You can't blame them. Residential water bills here sometimes run as high as $1,000 a month. And it could get worse: 2013 was California's driest year on record.
Oakland, for example, typically gets about 22 inches of rain per year; in 2013 it got just over three. Santa Cruz, which averages 30 inches, suffered its previous driest year back in 1929 with only 12 inches; in 2013, total rainfall in Santa Cruz was five inches.
As bad as it is for residential users, California's drought is worse for farmers and ranchers. By next summer, shoppers nationwide are likely to see the impact in higher food prices.
Normally at this time of year cattle and sheep graze in pastures made lush by winter rain. Now, some ranchers are buying expensive hay and alfalfa to keep their animals alive, while others are selling off herds prematurely to cut losses.
In Castroville, known as the artichoke capital of the world, costly watering is already underway – long before it would normally be required.
Even California’s fishing industry is threatened by drought – which seems like a contradiction in terms. Yet, with reservoirs at historic lows, water might not be released as usual into rivers and streams, damaging salmon eggs and ultimately impacting the large commercial fishing operations.
Drought conditions are reported in neighboring states, too, including Oregon, Idaho and Nevada, as the jet stream that usually brings winter storms to the region is staying far to the north.
The impact is also evident in wildfires such as the one last month just south of here in scenic Big Sur, where dozens of homes were destroyed and nearly 1,000 acres blackened. In the last 12 months Big Sur has received only about 15 percent of normal rainfall.
Southern California has also been dry, with Los Angeles recording less rainfall in 2013 than in any year since 1877, when record keeping began. But unlike areas to the north, L.A.’s water supply seems to be holding up well.
The National Weather Service's long-range estimate is for drought conditions across California to persist or intensify in the coming months, prompting Gov. Jerry Brown to set up an emergency task force.
The dry spell has folks here sharpening whatever political axes they like to grind. Some are quick to blame climate change and global warming. Others insist that California has mismanaged its water supplies, hurting farmers – especially those in the San Joaquin Valley, where wildlife conservation efforts have diverted water from farms.
Here in Central California, the political hot potato is a contemplated desalinization plant that has produced gallons of editorial-page ink over the years but not a drop of water.
Following California's 1976-77 drought, a state report concluded that “water is a limited resource, and water conservation and water recycling are practical and must become a way of life.” Four decades later, that would qualify as a good New Year's resolution.
But at the water company’s customer service window in my building, many people seem more concerned about cost than conservation. The clerk told me she has seen water bills as high as $7,000 a month for those with huge lawns and swimming pools.

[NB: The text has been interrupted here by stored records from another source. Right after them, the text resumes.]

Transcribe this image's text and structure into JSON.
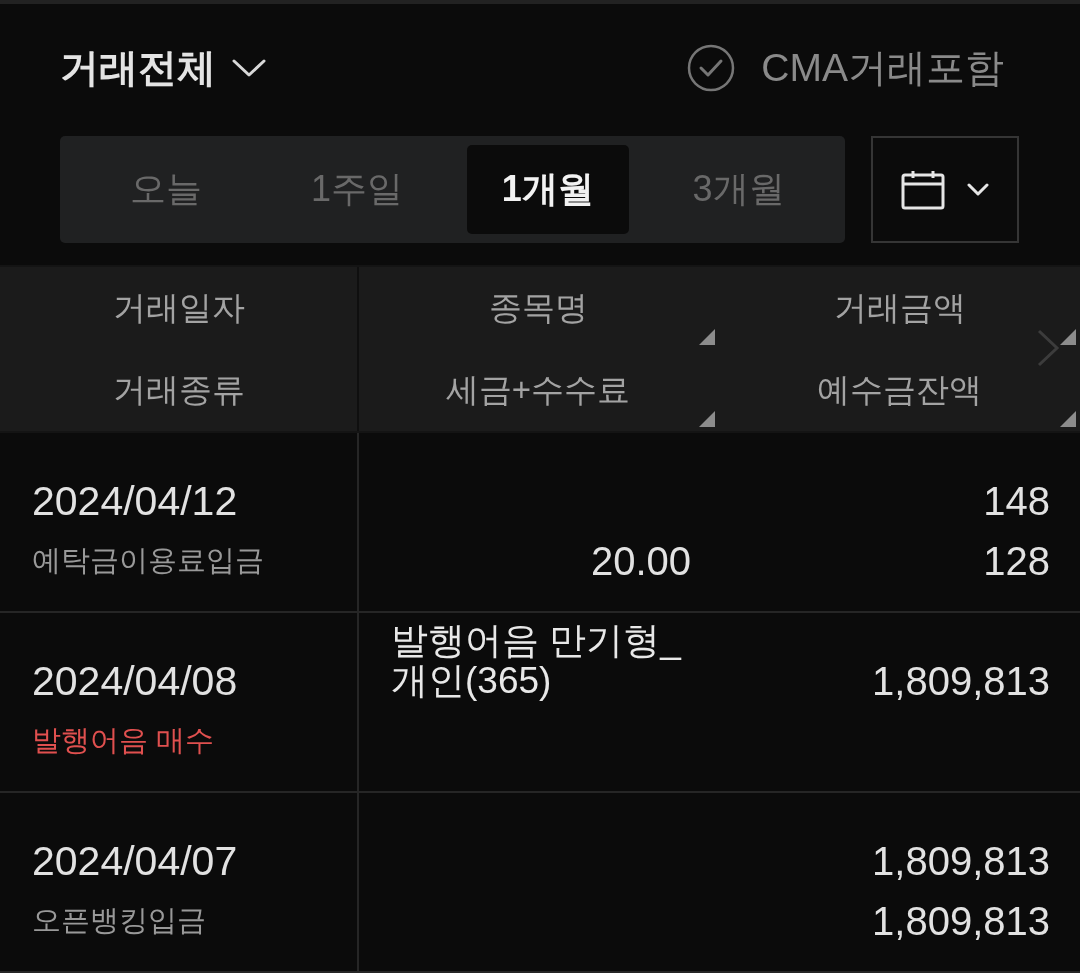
{
  "filter": {
    "label": "거래전체"
  },
  "cma_option": {
    "label": "CMA거래포함",
    "checked": false
  },
  "period_tabs": [
    {
      "label": "오늘",
      "selected": false
    },
    {
      "label": "1주일",
      "selected": false
    },
    {
      "label": "1개월",
      "selected": true
    },
    {
      "label": "3개월",
      "selected": false
    }
  ],
  "table": {
    "columns": [
      {
        "labels": [
          "거래일자",
          "거래종류"
        ],
        "sortable": false
      },
      {
        "labels": [
          "종목명",
          "세금+수수료"
        ],
        "sortable": true
      },
      {
        "labels": [
          "거래금액",
          "예수금잔액"
        ],
        "sortable": true
      }
    ],
    "rows": [
      {
        "date": "2024/04/12",
        "type": "예탁금이용료입금",
        "kind": "deposit",
        "fee": "20.00",
        "amount": "148",
        "balance": "128"
      },
      {
        "date": "2024/04/08",
        "type": "발행어음 매수",
        "kind": "buy",
        "name": "발행어음 만기형_개인(365)",
        "amount": "1,809,813"
      },
      {
        "date": "2024/04/07",
        "type": "오픈뱅킹입금",
        "kind": "deposit",
        "amount": "1,809,813",
        "balance": "1,809,813"
      }
    ]
  }
}
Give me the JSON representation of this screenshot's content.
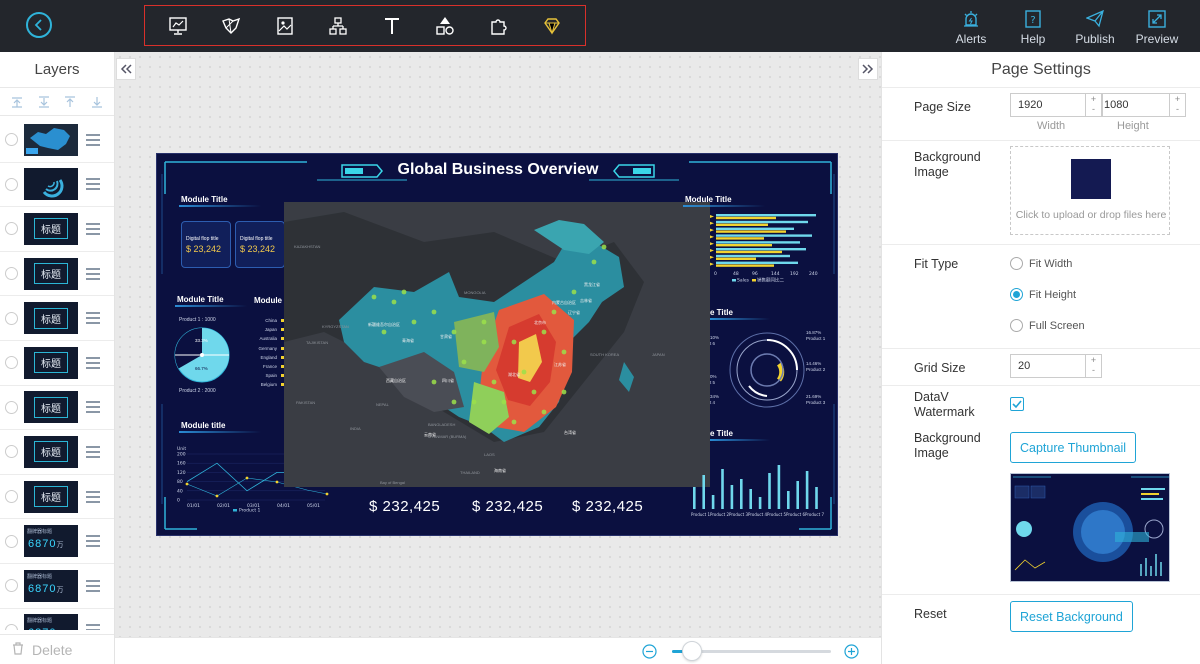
{
  "toolbar": {
    "back_icon": "back-arrow-icon",
    "tools": [
      "presentation-chart-icon",
      "map-icon",
      "media-icon",
      "hierarchy-icon",
      "text-icon",
      "shapes-icon",
      "puzzle-icon",
      "diamond-icon"
    ],
    "right": [
      {
        "icon": "alert-icon",
        "label": "Alerts"
      },
      {
        "icon": "help-icon",
        "label": "Help"
      },
      {
        "icon": "publish-icon",
        "label": "Publish"
      },
      {
        "icon": "preview-icon",
        "label": "Preview"
      }
    ]
  },
  "layers_panel": {
    "title": "Layers",
    "delete_label": "Delete",
    "layers": [
      {
        "type": "map"
      },
      {
        "type": "gauge"
      },
      {
        "type": "title",
        "text": "标题"
      },
      {
        "type": "title",
        "text": "标题"
      },
      {
        "type": "title",
        "text": "标题"
      },
      {
        "type": "title",
        "text": "标题"
      },
      {
        "type": "title",
        "text": "标题"
      },
      {
        "type": "title",
        "text": "标题"
      },
      {
        "type": "title",
        "text": "标题"
      },
      {
        "type": "number",
        "value": "6870",
        "unit": "万"
      },
      {
        "type": "number",
        "value": "6870",
        "unit": "万"
      },
      {
        "type": "number",
        "value": "6870",
        "unit": "万"
      }
    ]
  },
  "screen": {
    "title": "Global Business Overview",
    "module_titles": {
      "top_left": "Module Title",
      "mid_left": "Module Title",
      "mid_left2": "Module",
      "bottom_left": "Module title",
      "top_right": "Module Title",
      "mid_right": "e Title",
      "bottom_right": "e Title"
    },
    "flop_cards": [
      {
        "title": "Digital flop title",
        "value": "$ 23,242"
      },
      {
        "title": "Digital flop title",
        "value": "$ 23,242"
      }
    ],
    "pie": {
      "product1": "Product 1 : 1000",
      "product2": "Product 2 : 2000",
      "p1": "33.3%",
      "p2": "66.7%"
    },
    "countries": [
      "China",
      "Japan",
      "Australia",
      "Germany",
      "England",
      "France",
      "Spain",
      "Belgium"
    ],
    "money": [
      "$ 232,425",
      "$ 232,425",
      "$ 232,425"
    ],
    "line_x": [
      "01/01",
      "02/01",
      "03/01",
      "04/01",
      "05/01"
    ],
    "line_y": [
      "200",
      "160",
      "120",
      "80",
      "40",
      "0"
    ],
    "line_unit": "Unit",
    "line_legend": "Product 1",
    "bar_x": [
      "0",
      "48",
      "96",
      "144",
      "192",
      "240"
    ],
    "bar_legend": [
      "Sales",
      "销售额同比二"
    ],
    "ring_labels": [
      "16.87%",
      "Product 1",
      "14.46%",
      "Product 2",
      "21.69%",
      "Product 3"
    ],
    "ring_left": [
      "10%",
      "t 6",
      "0%",
      "t 5",
      "34%",
      "t 4"
    ],
    "col_x": [
      "Product 1",
      "Product 2",
      "Product 3",
      "Product 4",
      "Product 5",
      "Product 6",
      "Product 7"
    ],
    "map_labels": [
      "KAZAKHSTAN",
      "MONGOLIA",
      "KYRGYZSTAN",
      "TAJIKISTAN",
      "PAKISTAN",
      "NEPAL",
      "INDIA",
      "BANGLADESH",
      "MYANMAR (BURMA)",
      "LAOS",
      "THAILAND",
      "SOUTH KOREA",
      "JAPAN",
      "Bay of Bengal",
      "新疆维吾尔自治区",
      "西藏自治区",
      "甘肃省",
      "青海省",
      "内蒙古自治区",
      "黑龙江省",
      "吉林省",
      "辽宁省",
      "北京市",
      "四川省",
      "云南省",
      "台湾省",
      "海南省",
      "湖北省",
      "江苏省"
    ]
  },
  "page_settings": {
    "title": "Page Settings",
    "page_size_label": "Page Size",
    "width": "1920",
    "height": "1080",
    "width_label": "Width",
    "height_label": "Height",
    "bg_image_label": "Background Image",
    "upload_text": "Click to upload or drop files here",
    "fit_type_label": "Fit Type",
    "fit_options": [
      "Fit Width",
      "Fit Height",
      "Full Screen"
    ],
    "fit_selected": "Fit Height",
    "grid_size_label": "Grid Size",
    "grid_size": "20",
    "watermark_label": "DataV Watermark",
    "watermark_checked": true,
    "bg_image_label2": "Background Image",
    "capture_btn": "Capture Thumbnail",
    "reset_label": "Reset",
    "reset_btn": "Reset Background"
  },
  "colors": {
    "accent": "#1fa4d6",
    "topbar": "#23262c",
    "screen_bg": "#0b1040",
    "alert_red": "#d9302b"
  }
}
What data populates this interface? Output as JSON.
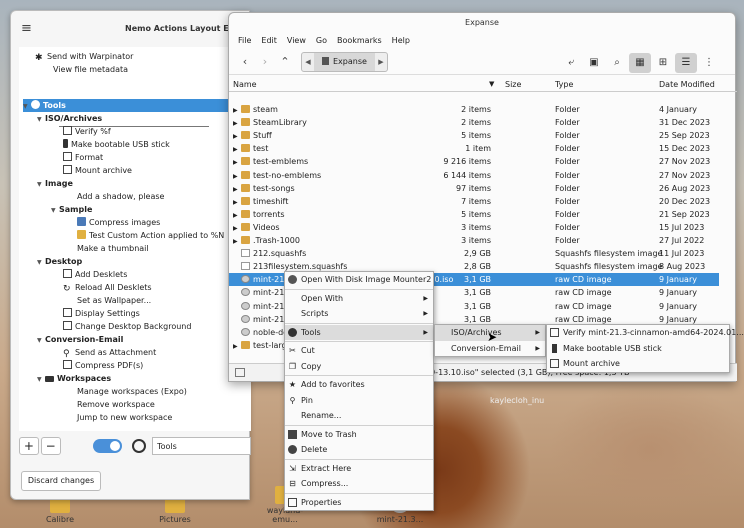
{
  "desktop": {
    "icons": [
      "Calibre",
      "Pictures",
      "wayland-emu...",
      "mint-21.3..."
    ],
    "watermark": "kaylecloh_inu"
  },
  "editor": {
    "title": "Nemo Actions Layout E",
    "items": [
      {
        "label": "Send with Warpinator"
      },
      {
        "label": "View file metadata"
      },
      {
        "label": "Tools"
      },
      {
        "label": "ISO/Archives"
      },
      {
        "label": "Verify %f"
      },
      {
        "label": "Make bootable USB stick"
      },
      {
        "label": "Format"
      },
      {
        "label": "Mount archive"
      },
      {
        "label": "Image"
      },
      {
        "label": "Add a shadow, please"
      },
      {
        "label": "Sample"
      },
      {
        "label": "Compress images"
      },
      {
        "label": "Test Custom Action applied to %N"
      },
      {
        "label": "Make a thumbnail"
      },
      {
        "label": "Desktop"
      },
      {
        "label": "Add Desklets"
      },
      {
        "label": "Reload All Desklets"
      },
      {
        "label": "Set as Wallpaper..."
      },
      {
        "label": "Display Settings"
      },
      {
        "label": "Change Desktop Background"
      },
      {
        "label": "Conversion-Email"
      },
      {
        "label": "Send as Attachment"
      },
      {
        "label": "Compress PDF(s)"
      },
      {
        "label": "Workspaces"
      },
      {
        "label": "Manage workspaces (Expo)"
      },
      {
        "label": "Remove workspace"
      },
      {
        "label": "Jump to new workspace"
      }
    ],
    "add_label": "+",
    "remove_label": "−",
    "name_field_value": "Tools",
    "discard_label": "Discard changes"
  },
  "nemo": {
    "title": "Expanse",
    "menu": [
      "File",
      "Edit",
      "View",
      "Go",
      "Bookmarks",
      "Help"
    ],
    "location": "Expanse",
    "columns": {
      "name": "Name",
      "size": "Size",
      "type": "Type",
      "modified": "Date Modified"
    },
    "files": [
      {
        "name": "steam",
        "size": "2 items",
        "type": "Folder",
        "modified": "4 January",
        "kind": "folder"
      },
      {
        "name": "SteamLibrary",
        "size": "2 items",
        "type": "Folder",
        "modified": "31 Dec 2023",
        "kind": "folder"
      },
      {
        "name": "Stuff",
        "size": "5 items",
        "type": "Folder",
        "modified": "25 Sep 2023",
        "kind": "folder"
      },
      {
        "name": "test",
        "size": "1 item",
        "type": "Folder",
        "modified": "15 Dec 2023",
        "kind": "folder"
      },
      {
        "name": "test-emblems",
        "size": "9 216 items",
        "type": "Folder",
        "modified": "27 Nov 2023",
        "kind": "folder"
      },
      {
        "name": "test-no-emblems",
        "size": "6 144 items",
        "type": "Folder",
        "modified": "27 Nov 2023",
        "kind": "folder"
      },
      {
        "name": "test-songs",
        "size": "97 items",
        "type": "Folder",
        "modified": "26 Aug 2023",
        "kind": "folder"
      },
      {
        "name": "timeshift",
        "size": "7 items",
        "type": "Folder",
        "modified": "20 Dec 2023",
        "kind": "folder"
      },
      {
        "name": "torrents",
        "size": "5 items",
        "type": "Folder",
        "modified": "21 Sep 2023",
        "kind": "folder"
      },
      {
        "name": "Videos",
        "size": "3 items",
        "type": "Folder",
        "modified": "15 Jul 2023",
        "kind": "folder"
      },
      {
        "name": ".Trash-1000",
        "size": "3 items",
        "type": "Folder",
        "modified": "27 Jul 2022",
        "kind": "folder"
      },
      {
        "name": "212.squashfs",
        "size": "2,9 GB",
        "type": "Squashfs filesystem image",
        "modified": "11 Jul 2023",
        "kind": "file"
      },
      {
        "name": "213filesystem.squashfs",
        "size": "2,8 GB",
        "type": "Squashfs filesystem image",
        "modified": "8 Aug 2023",
        "kind": "file"
      },
      {
        "name": "mint-21.3-cinnamon-amd64-2024.01.09-13.10.iso",
        "size": "3,1 GB",
        "type": "raw CD image",
        "modified": "9 January",
        "kind": "iso",
        "selected": true
      },
      {
        "name": "mint-21.3-cinnamon-amd64-2024.01.08.iso",
        "size": "3,1 GB",
        "type": "raw CD image",
        "modified": "9 January",
        "kind": "iso"
      },
      {
        "name": "mint-21.3",
        "size": "3,1 GB",
        "type": "raw CD image",
        "modified": "9 January",
        "kind": "iso"
      },
      {
        "name": "mint-21.3",
        "size": "3,1 GB",
        "type": "raw CD image",
        "modified": "9 January",
        "kind": "iso"
      },
      {
        "name": "noble-de",
        "size": "5,7 GB",
        "type": "raw CD image",
        "modified": "9 January",
        "kind": "iso"
      },
      {
        "name": "test-large",
        "size": "",
        "type": "",
        "modified": "",
        "kind": "folder"
      }
    ],
    "status": "09-13.10.iso\" selected (3,1 GB), Free space: 1,3 TB"
  },
  "context_menu": {
    "items": [
      {
        "label": "Open With Disk Image Mounter2",
        "icon": "disk-icon"
      },
      {
        "label": "Open With",
        "submenu": true
      },
      {
        "label": "Scripts",
        "submenu": true
      },
      {
        "label": "Tools",
        "submenu": true,
        "icon": "tools-icon",
        "highlighted": true
      },
      {
        "label": "Cut",
        "icon": "cut-icon"
      },
      {
        "label": "Copy",
        "icon": "copy-icon"
      },
      {
        "label": "Add to favorites",
        "icon": "star-icon"
      },
      {
        "label": "Pin",
        "icon": "pin-icon"
      },
      {
        "label": "Rename..."
      },
      {
        "label": "Move to Trash",
        "icon": "trash-icon"
      },
      {
        "label": "Delete",
        "icon": "delete-icon"
      },
      {
        "label": "Extract Here",
        "icon": "extract-icon"
      },
      {
        "label": "Compress...",
        "icon": "compress-icon"
      },
      {
        "label": "Properties",
        "icon": "properties-icon"
      }
    ],
    "tools_submenu": [
      {
        "label": "ISO/Archives",
        "submenu": true
      },
      {
        "label": "Conversion-Email",
        "submenu": true
      }
    ],
    "iso_submenu": [
      {
        "label": "Verify mint-21.3-cinnamon-amd64-2024.01...."
      },
      {
        "label": "Make bootable USB stick"
      },
      {
        "label": "Mount archive"
      }
    ]
  }
}
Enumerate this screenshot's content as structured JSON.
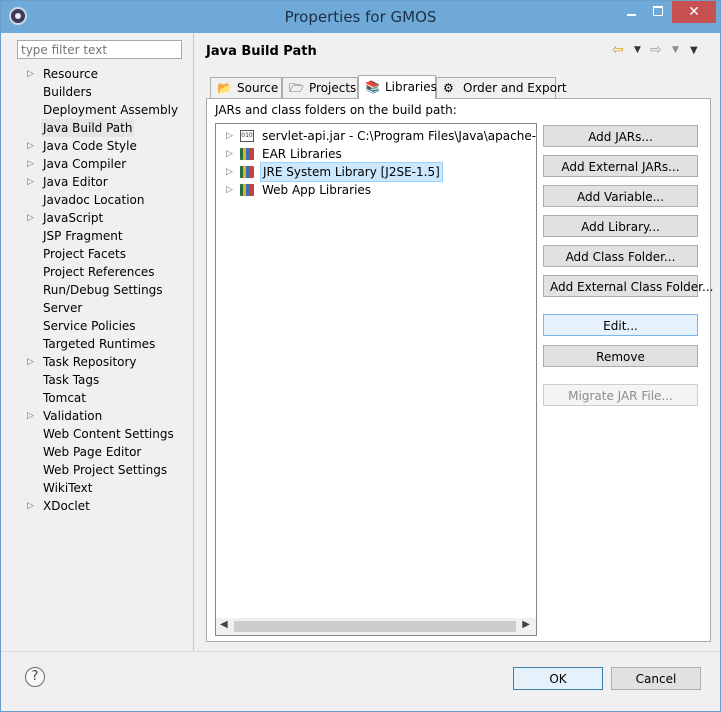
{
  "window": {
    "title": "Properties for GMOS",
    "close_glyph": "✕"
  },
  "sidebar": {
    "filter_placeholder": "type filter text",
    "items": [
      {
        "label": "Resource",
        "expandable": true
      },
      {
        "label": "Builders",
        "expandable": false
      },
      {
        "label": "Deployment Assembly",
        "expandable": false
      },
      {
        "label": "Java Build Path",
        "expandable": false,
        "selected": true
      },
      {
        "label": "Java Code Style",
        "expandable": true
      },
      {
        "label": "Java Compiler",
        "expandable": true
      },
      {
        "label": "Java Editor",
        "expandable": true
      },
      {
        "label": "Javadoc Location",
        "expandable": false
      },
      {
        "label": "JavaScript",
        "expandable": true
      },
      {
        "label": "JSP Fragment",
        "expandable": false
      },
      {
        "label": "Project Facets",
        "expandable": false
      },
      {
        "label": "Project References",
        "expandable": false
      },
      {
        "label": "Run/Debug Settings",
        "expandable": false
      },
      {
        "label": "Server",
        "expandable": false
      },
      {
        "label": "Service Policies",
        "expandable": false
      },
      {
        "label": "Targeted Runtimes",
        "expandable": false
      },
      {
        "label": "Task Repository",
        "expandable": true
      },
      {
        "label": "Task Tags",
        "expandable": false
      },
      {
        "label": "Tomcat",
        "expandable": false
      },
      {
        "label": "Validation",
        "expandable": true
      },
      {
        "label": "Web Content Settings",
        "expandable": false
      },
      {
        "label": "Web Page Editor",
        "expandable": false
      },
      {
        "label": "Web Project Settings",
        "expandable": false
      },
      {
        "label": "WikiText",
        "expandable": false
      },
      {
        "label": "XDoclet",
        "expandable": true
      }
    ]
  },
  "main": {
    "title": "Java Build Path",
    "tabs": [
      {
        "label": "Source",
        "icon": "source-folder-icon"
      },
      {
        "label": "Projects",
        "icon": "projects-folder-icon"
      },
      {
        "label": "Libraries",
        "icon": "libraries-icon",
        "active": true
      },
      {
        "label": "Order and Export",
        "icon": "order-export-icon"
      }
    ],
    "list_label": "JARs and class folders on the build path:",
    "libraries": [
      {
        "label": "servlet-api.jar - C:\\Program Files\\Java\\apache-tor",
        "icon": "jar-icon"
      },
      {
        "label": "EAR Libraries",
        "icon": "library-icon"
      },
      {
        "label": "JRE System Library [J2SE-1.5]",
        "icon": "library-icon",
        "selected": true
      },
      {
        "label": "Web App Libraries",
        "icon": "library-icon"
      }
    ],
    "buttons": {
      "add_jars": "Add JARs...",
      "add_external_jars": "Add External JARs...",
      "add_variable": "Add Variable...",
      "add_library": "Add Library...",
      "add_class_folder": "Add Class Folder...",
      "add_external_class_folder": "Add External Class Folder...",
      "edit": "Edit...",
      "remove": "Remove",
      "migrate_jar": "Migrate JAR File..."
    }
  },
  "footer": {
    "help_glyph": "?",
    "ok": "OK",
    "cancel": "Cancel"
  }
}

The real long-range forecast across the West is that in years to come, water rather than oil or gas, will likely be the most coveted natural resource.
(c) Peter Funt. This column was originally distributed by the Cagle Syndicate.